Paul Stanley defends KISS’ choice to keep playing the hits in their live set

KISS frontman Paul Stanley was interviewed by The Morning Call in advance of the group’s tour stop at The Great Allentown Fair in Allentown, Pennyslvania, USA tomorrow.

The Morning Call spoke to Stanley about KISS‘ setlist and reported as follows:

So when KISS brings its “Freedom to Rock” tour to the Allentown Fair on Thursday, the show won’t be burdened with deep cuts. And even though it’s the 40th anniversary of both of KISS‘ biggest studio discs — “Destroyer” and “Rock and Roll Over” — KISS won’t be doing an album show like many other classic rockers. Instead, the concert will be a show full of hits.

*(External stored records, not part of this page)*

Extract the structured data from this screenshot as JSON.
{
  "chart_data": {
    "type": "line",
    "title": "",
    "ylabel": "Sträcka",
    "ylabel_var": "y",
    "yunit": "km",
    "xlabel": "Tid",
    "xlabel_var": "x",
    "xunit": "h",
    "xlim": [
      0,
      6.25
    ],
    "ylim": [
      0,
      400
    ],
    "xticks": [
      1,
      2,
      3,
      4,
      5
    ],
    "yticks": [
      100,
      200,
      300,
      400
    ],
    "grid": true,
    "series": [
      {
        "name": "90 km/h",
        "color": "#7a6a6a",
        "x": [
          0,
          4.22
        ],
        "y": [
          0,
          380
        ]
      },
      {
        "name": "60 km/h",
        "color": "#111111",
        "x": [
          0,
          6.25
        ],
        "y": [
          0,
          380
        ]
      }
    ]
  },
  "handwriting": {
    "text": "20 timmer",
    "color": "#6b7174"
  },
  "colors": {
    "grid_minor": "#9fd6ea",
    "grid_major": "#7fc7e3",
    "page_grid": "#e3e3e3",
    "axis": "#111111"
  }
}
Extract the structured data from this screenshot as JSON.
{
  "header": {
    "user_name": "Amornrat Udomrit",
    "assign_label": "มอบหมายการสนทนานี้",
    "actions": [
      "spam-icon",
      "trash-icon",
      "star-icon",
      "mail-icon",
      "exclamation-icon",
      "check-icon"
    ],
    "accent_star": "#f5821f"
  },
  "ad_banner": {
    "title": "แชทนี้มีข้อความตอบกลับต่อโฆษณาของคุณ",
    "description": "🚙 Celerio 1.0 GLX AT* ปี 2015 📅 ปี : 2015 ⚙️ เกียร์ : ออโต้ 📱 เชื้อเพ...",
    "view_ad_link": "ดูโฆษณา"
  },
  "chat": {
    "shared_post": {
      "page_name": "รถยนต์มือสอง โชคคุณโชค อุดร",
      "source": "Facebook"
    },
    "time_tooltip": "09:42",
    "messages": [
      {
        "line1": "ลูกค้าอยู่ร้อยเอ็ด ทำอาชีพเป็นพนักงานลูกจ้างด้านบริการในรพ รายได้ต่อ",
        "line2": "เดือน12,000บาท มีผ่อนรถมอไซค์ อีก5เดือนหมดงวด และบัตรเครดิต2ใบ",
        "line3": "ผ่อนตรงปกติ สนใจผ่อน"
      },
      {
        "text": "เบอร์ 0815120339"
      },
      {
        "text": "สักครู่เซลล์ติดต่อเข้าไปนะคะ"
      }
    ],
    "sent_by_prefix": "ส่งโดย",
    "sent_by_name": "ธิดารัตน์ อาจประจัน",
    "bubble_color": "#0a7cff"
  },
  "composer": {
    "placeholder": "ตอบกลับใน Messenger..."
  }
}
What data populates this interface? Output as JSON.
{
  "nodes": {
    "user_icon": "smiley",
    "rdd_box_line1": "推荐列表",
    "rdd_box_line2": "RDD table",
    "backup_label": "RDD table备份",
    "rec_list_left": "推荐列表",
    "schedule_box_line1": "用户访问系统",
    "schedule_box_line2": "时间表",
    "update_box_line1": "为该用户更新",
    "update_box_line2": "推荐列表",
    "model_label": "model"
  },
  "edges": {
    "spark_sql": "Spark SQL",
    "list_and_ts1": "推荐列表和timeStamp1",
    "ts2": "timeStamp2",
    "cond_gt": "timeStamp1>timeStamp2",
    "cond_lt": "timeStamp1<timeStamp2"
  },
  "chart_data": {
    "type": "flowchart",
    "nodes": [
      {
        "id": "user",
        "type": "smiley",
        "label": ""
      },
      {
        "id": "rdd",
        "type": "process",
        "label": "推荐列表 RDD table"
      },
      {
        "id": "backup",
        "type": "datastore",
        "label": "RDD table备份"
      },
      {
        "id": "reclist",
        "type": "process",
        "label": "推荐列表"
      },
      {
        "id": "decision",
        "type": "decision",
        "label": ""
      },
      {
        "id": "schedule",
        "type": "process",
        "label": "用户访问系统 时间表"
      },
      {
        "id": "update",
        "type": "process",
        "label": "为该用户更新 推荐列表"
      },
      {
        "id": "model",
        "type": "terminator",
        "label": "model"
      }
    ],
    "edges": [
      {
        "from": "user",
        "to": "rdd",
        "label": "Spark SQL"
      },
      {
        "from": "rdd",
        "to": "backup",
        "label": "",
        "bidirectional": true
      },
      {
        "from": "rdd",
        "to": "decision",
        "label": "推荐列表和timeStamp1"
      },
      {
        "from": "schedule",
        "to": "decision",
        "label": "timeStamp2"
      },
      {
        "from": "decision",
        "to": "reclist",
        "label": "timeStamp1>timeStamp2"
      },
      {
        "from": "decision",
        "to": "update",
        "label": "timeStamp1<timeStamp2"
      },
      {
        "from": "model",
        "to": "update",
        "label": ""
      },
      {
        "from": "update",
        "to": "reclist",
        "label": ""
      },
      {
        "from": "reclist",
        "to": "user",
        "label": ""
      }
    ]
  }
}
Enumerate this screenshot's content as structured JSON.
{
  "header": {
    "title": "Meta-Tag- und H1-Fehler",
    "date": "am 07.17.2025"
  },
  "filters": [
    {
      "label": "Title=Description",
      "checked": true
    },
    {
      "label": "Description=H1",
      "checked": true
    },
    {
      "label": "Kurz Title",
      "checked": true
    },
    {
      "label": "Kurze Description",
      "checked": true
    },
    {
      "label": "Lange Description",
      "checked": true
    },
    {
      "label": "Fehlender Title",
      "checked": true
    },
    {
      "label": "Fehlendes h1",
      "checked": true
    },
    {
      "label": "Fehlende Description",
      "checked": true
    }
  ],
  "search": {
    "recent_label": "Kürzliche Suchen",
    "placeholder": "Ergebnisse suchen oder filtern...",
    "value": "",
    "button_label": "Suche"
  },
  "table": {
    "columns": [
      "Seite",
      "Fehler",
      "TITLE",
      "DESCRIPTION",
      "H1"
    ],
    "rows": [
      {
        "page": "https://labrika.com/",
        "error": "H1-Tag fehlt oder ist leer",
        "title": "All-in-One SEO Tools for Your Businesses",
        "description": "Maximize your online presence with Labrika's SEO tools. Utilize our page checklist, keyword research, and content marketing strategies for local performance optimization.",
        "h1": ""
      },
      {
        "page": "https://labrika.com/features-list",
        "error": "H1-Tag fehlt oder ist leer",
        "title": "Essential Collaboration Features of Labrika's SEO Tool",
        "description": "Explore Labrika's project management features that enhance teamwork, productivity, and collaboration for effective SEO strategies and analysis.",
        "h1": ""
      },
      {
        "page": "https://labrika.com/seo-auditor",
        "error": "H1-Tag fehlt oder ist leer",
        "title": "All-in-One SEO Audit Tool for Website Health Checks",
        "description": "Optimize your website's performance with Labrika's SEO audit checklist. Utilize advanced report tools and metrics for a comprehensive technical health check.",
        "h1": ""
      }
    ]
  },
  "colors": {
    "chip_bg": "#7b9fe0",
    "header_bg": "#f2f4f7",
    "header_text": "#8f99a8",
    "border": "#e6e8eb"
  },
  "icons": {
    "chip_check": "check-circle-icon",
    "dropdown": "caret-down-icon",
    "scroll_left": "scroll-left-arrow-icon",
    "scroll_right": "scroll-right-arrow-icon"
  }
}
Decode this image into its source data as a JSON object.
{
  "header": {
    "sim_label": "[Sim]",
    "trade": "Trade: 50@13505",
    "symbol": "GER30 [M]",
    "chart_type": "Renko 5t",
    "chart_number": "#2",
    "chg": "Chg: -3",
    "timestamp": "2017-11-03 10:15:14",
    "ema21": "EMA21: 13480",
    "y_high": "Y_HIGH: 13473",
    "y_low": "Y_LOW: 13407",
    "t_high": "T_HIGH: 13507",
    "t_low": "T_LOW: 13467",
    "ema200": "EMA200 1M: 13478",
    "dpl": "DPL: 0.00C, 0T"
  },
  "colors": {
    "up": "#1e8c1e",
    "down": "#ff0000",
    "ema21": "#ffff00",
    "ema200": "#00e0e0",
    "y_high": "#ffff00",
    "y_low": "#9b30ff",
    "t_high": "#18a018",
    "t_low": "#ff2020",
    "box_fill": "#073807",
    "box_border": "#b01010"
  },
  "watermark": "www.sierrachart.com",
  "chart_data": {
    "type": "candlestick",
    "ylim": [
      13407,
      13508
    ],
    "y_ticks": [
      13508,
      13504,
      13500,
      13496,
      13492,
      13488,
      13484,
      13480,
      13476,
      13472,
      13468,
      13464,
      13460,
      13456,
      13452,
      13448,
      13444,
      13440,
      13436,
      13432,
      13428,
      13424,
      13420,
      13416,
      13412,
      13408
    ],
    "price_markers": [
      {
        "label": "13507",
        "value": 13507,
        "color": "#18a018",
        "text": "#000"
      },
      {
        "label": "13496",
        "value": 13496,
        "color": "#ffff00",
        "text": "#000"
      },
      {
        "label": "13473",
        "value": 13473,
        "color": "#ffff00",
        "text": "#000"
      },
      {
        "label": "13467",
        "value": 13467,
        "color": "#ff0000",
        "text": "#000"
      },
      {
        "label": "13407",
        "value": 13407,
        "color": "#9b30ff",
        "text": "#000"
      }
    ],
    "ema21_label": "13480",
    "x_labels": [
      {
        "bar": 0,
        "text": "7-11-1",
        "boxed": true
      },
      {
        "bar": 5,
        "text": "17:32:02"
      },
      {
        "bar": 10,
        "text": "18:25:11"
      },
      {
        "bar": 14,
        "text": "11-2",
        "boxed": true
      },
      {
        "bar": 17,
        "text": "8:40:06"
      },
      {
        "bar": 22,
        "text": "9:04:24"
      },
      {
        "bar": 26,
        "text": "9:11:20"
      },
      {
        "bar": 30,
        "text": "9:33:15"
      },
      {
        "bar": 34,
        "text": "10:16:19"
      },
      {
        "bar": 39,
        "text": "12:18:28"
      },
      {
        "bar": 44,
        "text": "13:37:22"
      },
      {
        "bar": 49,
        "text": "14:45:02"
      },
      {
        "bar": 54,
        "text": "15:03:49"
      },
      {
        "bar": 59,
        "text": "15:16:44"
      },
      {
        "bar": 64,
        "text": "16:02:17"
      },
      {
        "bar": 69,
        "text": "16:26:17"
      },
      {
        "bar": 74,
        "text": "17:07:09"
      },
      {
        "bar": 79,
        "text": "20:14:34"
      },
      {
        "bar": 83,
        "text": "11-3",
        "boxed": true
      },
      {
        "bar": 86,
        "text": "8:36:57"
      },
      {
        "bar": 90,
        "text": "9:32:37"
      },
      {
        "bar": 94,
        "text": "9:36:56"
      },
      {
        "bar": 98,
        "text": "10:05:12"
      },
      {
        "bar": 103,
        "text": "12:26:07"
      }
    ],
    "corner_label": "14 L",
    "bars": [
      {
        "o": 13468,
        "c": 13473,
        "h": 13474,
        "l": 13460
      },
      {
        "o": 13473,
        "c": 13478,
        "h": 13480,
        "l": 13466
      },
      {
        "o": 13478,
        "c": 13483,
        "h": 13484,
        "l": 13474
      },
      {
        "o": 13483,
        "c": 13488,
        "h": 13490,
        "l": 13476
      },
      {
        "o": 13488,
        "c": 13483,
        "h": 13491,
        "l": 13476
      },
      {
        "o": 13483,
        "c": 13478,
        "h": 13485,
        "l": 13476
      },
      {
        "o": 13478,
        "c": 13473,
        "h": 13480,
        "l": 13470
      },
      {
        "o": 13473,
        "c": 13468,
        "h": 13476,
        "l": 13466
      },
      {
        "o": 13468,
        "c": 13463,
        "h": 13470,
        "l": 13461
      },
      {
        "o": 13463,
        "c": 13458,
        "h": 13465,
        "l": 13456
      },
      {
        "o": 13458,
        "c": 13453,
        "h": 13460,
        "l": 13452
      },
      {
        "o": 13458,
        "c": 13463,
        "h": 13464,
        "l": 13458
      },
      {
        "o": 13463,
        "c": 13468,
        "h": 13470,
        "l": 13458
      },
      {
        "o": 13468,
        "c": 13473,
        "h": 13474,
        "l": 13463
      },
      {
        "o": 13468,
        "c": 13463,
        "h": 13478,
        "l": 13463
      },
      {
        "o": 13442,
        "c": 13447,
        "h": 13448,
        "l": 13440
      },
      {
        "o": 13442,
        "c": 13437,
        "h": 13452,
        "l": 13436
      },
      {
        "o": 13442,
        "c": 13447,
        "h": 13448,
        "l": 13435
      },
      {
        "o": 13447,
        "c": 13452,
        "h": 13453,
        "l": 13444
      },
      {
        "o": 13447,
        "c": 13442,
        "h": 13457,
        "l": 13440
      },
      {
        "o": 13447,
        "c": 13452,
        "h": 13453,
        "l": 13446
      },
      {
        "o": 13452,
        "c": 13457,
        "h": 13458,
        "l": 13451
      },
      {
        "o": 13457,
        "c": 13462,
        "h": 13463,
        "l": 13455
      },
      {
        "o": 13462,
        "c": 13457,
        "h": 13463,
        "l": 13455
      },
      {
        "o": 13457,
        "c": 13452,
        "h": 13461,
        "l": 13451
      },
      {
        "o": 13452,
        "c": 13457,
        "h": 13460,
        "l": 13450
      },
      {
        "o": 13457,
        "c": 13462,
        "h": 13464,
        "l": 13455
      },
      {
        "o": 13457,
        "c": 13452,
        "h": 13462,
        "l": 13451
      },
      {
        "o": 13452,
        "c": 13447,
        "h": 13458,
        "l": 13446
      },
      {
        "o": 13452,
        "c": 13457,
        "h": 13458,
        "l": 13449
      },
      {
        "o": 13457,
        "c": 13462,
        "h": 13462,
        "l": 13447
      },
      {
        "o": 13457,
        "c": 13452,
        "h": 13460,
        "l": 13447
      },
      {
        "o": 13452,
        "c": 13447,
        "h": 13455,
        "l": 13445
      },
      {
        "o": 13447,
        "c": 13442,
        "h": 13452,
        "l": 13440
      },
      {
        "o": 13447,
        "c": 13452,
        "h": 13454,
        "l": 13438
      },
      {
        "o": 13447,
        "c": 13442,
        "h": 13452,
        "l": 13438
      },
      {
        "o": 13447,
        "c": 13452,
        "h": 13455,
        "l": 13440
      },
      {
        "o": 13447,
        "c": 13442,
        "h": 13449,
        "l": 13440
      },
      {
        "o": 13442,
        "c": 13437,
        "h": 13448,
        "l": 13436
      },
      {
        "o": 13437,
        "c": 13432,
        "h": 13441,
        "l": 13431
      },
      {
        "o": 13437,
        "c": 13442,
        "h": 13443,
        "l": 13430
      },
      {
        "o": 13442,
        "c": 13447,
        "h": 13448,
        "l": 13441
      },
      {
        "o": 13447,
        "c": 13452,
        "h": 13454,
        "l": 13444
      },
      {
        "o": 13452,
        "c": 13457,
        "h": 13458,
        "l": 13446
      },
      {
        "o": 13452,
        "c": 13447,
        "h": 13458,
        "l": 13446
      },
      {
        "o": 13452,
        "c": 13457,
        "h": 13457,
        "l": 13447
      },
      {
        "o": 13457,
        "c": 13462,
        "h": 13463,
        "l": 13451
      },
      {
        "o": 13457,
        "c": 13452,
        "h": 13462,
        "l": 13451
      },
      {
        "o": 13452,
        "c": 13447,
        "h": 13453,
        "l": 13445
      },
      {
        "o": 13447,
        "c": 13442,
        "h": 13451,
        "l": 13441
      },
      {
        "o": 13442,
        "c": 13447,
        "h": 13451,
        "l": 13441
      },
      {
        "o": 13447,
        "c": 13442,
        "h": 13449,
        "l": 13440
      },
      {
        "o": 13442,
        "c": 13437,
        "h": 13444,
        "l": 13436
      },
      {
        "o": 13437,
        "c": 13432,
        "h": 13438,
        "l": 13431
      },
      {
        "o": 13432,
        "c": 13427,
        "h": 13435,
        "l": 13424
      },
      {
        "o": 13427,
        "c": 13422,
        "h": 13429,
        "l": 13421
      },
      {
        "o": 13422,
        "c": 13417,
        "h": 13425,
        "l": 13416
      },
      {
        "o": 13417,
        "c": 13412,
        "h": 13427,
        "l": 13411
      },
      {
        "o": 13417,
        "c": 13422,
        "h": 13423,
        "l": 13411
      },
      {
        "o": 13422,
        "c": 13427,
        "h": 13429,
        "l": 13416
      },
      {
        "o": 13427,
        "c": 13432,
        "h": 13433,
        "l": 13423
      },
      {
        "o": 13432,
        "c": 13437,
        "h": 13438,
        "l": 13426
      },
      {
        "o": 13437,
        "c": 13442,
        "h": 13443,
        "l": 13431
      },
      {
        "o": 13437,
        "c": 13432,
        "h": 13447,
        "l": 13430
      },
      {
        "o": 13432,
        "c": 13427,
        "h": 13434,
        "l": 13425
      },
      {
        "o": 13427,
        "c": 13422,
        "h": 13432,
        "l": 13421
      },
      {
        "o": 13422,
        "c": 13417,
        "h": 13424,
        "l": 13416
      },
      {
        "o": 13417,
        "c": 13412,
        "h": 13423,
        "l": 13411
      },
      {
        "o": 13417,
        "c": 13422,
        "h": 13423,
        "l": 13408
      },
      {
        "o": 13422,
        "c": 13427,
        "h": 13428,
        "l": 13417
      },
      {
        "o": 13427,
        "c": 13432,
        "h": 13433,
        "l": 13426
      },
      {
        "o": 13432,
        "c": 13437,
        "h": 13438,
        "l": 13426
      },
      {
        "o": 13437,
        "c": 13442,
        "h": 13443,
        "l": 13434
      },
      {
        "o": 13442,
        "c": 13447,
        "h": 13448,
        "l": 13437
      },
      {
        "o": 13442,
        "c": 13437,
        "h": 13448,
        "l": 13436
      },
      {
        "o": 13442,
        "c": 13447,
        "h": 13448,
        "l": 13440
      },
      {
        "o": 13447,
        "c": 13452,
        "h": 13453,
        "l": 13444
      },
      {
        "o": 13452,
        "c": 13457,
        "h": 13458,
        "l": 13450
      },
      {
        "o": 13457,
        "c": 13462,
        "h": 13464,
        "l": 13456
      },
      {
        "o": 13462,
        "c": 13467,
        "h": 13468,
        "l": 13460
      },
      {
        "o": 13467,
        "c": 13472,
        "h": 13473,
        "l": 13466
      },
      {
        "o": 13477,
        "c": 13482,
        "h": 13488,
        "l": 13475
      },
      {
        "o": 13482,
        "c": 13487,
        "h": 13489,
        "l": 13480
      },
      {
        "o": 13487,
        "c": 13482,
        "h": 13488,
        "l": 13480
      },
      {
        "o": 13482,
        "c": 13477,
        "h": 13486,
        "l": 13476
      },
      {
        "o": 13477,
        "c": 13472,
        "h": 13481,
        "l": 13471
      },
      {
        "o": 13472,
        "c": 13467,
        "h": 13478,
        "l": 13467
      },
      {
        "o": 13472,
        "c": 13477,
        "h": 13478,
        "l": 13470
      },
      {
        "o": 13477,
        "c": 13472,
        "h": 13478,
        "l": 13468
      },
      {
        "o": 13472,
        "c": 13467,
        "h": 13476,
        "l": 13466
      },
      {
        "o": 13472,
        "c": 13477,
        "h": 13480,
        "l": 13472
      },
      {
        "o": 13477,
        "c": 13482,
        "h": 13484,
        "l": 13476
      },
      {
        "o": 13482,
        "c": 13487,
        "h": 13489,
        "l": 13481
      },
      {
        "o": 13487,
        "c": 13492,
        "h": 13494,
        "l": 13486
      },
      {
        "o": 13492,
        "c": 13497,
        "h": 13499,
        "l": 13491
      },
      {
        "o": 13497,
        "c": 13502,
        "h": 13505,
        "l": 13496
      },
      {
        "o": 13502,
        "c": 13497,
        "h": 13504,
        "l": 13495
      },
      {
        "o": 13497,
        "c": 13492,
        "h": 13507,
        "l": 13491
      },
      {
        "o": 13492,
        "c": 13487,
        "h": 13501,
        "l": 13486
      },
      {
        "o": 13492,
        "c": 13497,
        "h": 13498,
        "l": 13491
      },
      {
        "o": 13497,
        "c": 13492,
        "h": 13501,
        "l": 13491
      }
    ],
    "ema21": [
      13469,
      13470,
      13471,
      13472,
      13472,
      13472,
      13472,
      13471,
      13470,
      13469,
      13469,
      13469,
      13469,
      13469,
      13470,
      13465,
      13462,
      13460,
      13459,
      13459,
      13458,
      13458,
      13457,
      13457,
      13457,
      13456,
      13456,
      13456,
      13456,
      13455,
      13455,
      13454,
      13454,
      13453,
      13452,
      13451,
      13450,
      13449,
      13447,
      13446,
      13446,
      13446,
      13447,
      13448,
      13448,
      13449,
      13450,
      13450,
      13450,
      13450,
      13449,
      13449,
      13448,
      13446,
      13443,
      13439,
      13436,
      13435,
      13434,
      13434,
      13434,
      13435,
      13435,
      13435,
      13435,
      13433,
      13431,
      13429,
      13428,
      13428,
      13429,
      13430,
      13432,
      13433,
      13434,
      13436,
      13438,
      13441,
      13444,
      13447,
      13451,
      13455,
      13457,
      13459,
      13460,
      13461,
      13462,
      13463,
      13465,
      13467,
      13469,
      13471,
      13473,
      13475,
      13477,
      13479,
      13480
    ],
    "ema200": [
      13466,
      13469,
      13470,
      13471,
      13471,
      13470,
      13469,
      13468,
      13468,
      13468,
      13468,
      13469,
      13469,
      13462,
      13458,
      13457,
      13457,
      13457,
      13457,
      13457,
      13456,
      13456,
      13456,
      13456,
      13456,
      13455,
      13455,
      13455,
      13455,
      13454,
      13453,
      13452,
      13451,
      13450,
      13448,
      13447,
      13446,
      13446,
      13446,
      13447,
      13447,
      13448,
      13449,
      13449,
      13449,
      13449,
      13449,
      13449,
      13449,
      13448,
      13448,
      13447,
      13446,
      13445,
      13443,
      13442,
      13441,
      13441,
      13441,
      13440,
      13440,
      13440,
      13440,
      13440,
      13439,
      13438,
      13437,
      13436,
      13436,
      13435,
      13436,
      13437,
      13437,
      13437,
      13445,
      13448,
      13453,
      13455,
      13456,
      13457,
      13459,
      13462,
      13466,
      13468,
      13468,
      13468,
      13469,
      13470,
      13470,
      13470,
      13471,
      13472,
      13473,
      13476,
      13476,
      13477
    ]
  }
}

“The cream has always risen to the top, and the people expect certain songs and they’ll get those,” guitarist/singer and founder Paul Stanley says in a phone call from his California home. Recent shows have included them all: “Shout It Out Loud,” “Beth,” “Love Gun,” “Detroit Rock City” and, of course, “Rock and Roll All Nite.”

“The idea of playing obscure songs is only appealing to a die-hard fan who knows our albums inside out,” Stanley says. “To go up on stage and play unknown songs for a handful of people as opposed to playing the songs that everybody wants to hear is really not in our best interests or the audience’s.

“We want to do the best show possible and we want to blow away people who get to see us once every two years, five years, 10 years. Those are the people who we put the show together for. If somebody comes night after night or sees 10 or 15 shows on a tour, well, they may be asking why we don’t change the show up much. But the fact is we don’t change it up that much because once it’s great, you don’t mess with it.”

You can read the rest of the interview with Stanley at The Morning Call.

Almost two months ago, Sleaze Roxx had noted that KISS’ setlist on their first night of their Freedom To Rock Tour only featured songs that dated 30 years or more except for one (“Psycho Circus” which dates back to 1998).